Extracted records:
· · · · ·
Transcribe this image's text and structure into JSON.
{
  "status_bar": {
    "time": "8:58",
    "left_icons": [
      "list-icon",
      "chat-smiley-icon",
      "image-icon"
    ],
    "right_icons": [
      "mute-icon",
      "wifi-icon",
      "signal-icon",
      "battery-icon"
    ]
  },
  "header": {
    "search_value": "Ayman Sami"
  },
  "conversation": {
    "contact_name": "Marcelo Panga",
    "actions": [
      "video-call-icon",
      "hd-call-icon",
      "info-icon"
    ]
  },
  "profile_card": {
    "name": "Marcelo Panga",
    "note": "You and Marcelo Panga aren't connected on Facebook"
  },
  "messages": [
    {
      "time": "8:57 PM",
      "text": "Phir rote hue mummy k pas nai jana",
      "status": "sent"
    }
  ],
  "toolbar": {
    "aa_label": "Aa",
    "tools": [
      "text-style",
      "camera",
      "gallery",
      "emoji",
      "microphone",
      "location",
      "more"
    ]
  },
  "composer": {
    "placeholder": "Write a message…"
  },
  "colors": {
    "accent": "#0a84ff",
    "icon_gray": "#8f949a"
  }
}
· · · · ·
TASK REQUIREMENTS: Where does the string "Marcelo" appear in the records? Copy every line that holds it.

RESPONSE AREA:
    "contact_name": "Marcelo Panga",
    "name": "Marcelo Panga",
    "note": "You and Marcelo Panga aren't connected on Facebook"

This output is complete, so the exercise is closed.